- Provide snappy and suitably uninteresting information on each team as they are drawn, usually pertaining to the way they progressed from the previous round. ("Number 4 is Plymouth Argyle....2-0 winners over Derby in Round Five.")
- Ensure that all the balls have been emptied from the bag by one of the guests. This is traditionally the first source of cringe-inducingly awkward "comedy" during the draw coverage.
- Engage slightly in mid-draw banter, whilst keeping in mind the need to keep the draw flowing.
The logic behind the choice of guests can be a lottery in itself. Sometimes they can be topical invitations (players/managers recently involved in the competition) and sometimes they can be bafflingly inappropriate, like the two overfunded, underachieving "athletes" that performed the 5th round draw. Today's proceedings will feature England management team Steve McClaren and Terry Venables, more of whom to come.
Whoever performs the draw, it is customary to be very careful and precise (showing a level of care and concentration usually only seen when drinking tea from a cup and saucer at your grandma's) and to stand (when not ball-plucking) as all footballer folk do on occasions such as this - hands clasped behind straight back, legs shoulder width apart.
One of the Guests Selects His Old Team
With Middlesbrough and Tottenham in today's draw, the likelihood of this occurring is incredibly high. Another rich source of teeth-grindingly painful "humour" mid-draw, one of the guests is obliged to call upon a wide range of witty responses to choosing his own team. The most popular one, understandably is to smirk and either a) "apologise" for randomly, and not at all deliberately, drawing them to play Chelsea away, or b) produce a shrug that politely says "got them an easy one there!".
In fact, McClaren is likely to be incredibly unbearable in general throughout today's draw. Smug smirks are guaranteed upon the drawing of Middlesbrough and Manchester United's balls, while Venables will get in on the act with Tottenham and, to a lesser extent, Chelsea. Exactly why such a brief, tenuous link with one of your former clubs is such an impressive act of comedy is not clear.

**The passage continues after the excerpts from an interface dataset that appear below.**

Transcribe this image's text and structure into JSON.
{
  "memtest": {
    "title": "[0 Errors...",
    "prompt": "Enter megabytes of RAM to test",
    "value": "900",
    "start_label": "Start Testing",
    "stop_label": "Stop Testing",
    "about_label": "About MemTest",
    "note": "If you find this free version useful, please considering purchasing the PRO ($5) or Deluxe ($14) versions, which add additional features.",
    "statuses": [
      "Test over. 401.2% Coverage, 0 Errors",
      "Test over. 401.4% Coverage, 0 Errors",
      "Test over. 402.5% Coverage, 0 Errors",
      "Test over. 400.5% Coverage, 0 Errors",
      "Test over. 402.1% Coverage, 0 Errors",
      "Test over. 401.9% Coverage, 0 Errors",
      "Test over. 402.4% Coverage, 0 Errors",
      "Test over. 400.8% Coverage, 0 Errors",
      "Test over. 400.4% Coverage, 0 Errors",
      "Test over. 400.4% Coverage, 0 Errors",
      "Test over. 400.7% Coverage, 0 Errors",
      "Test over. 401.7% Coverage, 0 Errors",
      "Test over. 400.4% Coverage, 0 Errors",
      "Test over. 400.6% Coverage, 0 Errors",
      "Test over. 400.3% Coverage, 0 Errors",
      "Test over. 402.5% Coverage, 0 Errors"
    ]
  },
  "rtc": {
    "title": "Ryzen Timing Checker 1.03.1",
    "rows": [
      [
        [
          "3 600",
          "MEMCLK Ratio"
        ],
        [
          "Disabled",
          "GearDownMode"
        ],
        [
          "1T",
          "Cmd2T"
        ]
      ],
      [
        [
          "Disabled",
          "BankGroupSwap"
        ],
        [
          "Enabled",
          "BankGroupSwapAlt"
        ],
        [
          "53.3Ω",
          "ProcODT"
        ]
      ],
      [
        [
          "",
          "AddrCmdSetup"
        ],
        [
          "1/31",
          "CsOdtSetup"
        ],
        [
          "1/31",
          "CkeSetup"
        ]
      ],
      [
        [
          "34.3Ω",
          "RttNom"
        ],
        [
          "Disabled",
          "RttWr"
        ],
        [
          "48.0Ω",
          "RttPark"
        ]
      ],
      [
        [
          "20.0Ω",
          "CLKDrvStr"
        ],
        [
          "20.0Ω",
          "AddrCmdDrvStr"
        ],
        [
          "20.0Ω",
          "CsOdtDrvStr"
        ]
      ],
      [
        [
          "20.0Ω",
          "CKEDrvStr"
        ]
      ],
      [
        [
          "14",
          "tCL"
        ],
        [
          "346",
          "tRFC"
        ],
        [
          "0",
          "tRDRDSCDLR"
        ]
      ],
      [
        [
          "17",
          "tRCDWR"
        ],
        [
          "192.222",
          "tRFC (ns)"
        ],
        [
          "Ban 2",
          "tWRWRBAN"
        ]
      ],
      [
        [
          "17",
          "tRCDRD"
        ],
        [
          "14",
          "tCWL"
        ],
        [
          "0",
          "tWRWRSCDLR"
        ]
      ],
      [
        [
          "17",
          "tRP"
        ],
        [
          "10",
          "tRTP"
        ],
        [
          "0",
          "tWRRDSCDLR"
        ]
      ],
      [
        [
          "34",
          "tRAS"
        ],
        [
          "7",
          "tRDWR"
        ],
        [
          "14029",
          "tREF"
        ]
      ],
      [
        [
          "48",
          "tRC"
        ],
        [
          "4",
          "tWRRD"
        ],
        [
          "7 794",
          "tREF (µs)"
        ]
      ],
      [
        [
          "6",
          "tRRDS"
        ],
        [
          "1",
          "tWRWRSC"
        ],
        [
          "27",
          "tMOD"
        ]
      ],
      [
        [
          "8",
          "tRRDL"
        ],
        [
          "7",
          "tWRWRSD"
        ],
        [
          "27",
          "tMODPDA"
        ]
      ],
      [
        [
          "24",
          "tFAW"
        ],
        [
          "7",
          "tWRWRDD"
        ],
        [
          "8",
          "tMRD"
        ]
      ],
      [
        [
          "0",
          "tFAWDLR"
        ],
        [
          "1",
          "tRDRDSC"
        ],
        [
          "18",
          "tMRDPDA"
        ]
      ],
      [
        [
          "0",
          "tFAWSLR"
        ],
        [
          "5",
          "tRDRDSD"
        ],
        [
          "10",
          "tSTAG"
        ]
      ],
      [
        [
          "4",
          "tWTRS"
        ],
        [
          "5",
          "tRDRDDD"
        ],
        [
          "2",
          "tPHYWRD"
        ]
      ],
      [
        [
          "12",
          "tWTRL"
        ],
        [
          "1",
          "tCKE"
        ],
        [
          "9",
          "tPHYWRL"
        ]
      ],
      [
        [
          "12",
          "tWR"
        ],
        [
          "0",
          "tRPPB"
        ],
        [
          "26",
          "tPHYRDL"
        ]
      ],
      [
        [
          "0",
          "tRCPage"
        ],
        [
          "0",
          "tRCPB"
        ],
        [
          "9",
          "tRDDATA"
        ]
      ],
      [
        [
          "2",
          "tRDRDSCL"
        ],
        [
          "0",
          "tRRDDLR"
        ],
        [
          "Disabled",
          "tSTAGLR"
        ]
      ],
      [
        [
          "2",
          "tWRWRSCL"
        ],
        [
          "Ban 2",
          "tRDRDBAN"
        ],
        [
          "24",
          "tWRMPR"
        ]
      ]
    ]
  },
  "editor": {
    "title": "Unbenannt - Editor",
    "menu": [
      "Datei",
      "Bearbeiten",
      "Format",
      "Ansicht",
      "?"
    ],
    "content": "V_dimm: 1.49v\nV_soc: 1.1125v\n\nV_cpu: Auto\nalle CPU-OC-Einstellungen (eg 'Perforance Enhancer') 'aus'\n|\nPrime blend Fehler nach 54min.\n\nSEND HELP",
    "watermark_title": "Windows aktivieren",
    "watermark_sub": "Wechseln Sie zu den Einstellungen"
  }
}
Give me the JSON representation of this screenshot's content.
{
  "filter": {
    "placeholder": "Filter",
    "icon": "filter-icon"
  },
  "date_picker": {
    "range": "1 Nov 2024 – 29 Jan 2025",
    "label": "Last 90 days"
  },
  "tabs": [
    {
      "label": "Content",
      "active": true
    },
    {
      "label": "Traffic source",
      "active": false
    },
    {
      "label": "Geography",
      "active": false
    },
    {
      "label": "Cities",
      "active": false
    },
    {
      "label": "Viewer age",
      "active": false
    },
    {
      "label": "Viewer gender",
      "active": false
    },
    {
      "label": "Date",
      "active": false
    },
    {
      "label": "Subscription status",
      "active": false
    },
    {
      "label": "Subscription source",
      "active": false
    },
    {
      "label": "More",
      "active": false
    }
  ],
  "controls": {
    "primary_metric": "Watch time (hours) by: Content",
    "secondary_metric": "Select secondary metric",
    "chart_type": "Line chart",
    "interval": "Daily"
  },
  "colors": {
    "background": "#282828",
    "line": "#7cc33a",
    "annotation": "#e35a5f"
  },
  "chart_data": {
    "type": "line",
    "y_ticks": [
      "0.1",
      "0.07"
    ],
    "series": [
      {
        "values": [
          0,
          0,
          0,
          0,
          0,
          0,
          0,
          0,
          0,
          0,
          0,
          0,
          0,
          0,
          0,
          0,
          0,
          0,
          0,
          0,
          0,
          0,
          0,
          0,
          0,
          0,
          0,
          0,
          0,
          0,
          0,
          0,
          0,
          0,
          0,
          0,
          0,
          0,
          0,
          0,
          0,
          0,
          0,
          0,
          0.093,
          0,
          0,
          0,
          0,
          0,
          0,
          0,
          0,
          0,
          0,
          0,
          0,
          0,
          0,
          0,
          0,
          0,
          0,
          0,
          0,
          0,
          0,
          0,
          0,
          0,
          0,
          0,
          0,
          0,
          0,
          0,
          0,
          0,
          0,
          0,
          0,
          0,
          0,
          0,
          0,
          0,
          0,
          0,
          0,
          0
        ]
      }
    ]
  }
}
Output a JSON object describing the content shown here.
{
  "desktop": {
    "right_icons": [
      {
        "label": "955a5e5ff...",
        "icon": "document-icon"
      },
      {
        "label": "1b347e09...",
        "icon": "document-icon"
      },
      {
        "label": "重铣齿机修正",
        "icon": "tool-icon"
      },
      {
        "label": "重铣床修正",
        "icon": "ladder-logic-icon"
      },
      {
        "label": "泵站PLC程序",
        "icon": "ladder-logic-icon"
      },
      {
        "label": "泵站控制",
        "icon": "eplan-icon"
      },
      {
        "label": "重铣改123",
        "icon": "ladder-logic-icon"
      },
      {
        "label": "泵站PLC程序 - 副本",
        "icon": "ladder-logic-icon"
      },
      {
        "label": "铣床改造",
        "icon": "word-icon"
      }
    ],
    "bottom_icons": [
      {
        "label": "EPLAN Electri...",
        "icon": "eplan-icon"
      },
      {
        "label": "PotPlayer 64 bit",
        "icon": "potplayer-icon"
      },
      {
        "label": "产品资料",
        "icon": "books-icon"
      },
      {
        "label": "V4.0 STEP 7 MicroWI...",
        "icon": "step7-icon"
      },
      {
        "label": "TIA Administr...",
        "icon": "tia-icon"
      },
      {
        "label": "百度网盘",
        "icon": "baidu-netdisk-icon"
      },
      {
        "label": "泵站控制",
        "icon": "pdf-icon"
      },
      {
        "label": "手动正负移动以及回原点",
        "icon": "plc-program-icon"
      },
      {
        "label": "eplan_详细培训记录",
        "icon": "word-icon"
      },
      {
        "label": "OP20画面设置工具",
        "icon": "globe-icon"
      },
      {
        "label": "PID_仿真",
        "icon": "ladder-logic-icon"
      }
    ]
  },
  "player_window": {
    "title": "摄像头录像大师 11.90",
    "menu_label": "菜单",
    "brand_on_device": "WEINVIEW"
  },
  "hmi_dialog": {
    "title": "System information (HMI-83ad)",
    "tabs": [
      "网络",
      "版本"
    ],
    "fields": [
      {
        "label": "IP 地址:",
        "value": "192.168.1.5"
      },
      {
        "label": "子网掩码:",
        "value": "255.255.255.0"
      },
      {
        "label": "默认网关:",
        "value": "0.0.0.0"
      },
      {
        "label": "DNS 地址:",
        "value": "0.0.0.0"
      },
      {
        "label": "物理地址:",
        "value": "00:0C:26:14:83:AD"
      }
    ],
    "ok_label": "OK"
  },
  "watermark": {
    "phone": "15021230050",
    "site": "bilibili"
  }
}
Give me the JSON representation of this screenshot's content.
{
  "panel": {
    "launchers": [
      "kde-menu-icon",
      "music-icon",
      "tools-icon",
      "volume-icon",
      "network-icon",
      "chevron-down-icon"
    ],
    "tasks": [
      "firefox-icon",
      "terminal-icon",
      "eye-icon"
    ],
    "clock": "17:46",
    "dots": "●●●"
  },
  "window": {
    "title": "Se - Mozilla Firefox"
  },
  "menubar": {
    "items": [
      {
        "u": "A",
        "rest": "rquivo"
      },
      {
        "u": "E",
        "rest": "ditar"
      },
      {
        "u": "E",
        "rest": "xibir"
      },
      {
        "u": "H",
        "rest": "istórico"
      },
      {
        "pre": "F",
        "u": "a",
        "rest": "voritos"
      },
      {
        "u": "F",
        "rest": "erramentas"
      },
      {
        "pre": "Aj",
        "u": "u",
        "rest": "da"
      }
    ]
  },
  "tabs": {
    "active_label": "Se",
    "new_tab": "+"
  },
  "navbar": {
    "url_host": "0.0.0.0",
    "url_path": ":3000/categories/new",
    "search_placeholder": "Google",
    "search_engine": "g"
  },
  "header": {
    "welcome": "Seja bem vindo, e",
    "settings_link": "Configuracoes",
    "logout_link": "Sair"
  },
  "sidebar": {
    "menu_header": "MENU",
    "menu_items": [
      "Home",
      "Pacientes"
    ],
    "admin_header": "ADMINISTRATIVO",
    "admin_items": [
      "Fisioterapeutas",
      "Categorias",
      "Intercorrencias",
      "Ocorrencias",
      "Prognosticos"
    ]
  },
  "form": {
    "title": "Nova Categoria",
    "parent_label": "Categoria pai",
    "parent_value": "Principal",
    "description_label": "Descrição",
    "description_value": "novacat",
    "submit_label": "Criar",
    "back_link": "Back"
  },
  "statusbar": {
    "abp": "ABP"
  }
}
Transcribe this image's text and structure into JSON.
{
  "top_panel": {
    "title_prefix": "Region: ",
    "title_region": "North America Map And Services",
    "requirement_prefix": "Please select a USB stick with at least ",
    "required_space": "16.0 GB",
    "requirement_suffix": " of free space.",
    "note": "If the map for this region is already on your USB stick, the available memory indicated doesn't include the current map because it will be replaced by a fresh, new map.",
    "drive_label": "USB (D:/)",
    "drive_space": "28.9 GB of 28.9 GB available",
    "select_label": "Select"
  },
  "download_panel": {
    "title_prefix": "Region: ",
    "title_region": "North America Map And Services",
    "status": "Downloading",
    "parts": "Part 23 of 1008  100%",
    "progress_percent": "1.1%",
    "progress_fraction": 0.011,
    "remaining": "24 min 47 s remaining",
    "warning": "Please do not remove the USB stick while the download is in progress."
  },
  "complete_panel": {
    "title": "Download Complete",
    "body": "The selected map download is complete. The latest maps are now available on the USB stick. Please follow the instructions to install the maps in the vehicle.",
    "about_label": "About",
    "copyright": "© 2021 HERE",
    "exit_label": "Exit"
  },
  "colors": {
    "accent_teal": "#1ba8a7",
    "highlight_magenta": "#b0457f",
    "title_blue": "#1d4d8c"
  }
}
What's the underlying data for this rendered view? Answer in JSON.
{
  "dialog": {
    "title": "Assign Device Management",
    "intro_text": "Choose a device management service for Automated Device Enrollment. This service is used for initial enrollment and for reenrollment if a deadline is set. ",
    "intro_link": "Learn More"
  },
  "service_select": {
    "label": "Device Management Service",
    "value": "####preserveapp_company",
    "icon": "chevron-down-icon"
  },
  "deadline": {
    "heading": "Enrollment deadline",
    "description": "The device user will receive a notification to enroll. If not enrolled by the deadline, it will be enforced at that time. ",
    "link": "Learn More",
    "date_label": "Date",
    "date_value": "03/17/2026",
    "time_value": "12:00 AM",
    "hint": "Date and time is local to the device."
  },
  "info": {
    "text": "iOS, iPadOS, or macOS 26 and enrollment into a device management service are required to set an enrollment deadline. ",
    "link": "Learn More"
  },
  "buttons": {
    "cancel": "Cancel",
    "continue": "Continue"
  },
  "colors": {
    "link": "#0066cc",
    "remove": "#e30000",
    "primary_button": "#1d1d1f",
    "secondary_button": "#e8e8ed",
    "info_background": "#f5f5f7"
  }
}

With the draw imminent, I shall leave it there. For something that is supposed to be entirely unpredictable and random, the FA Cup draw has become very easy to forecast...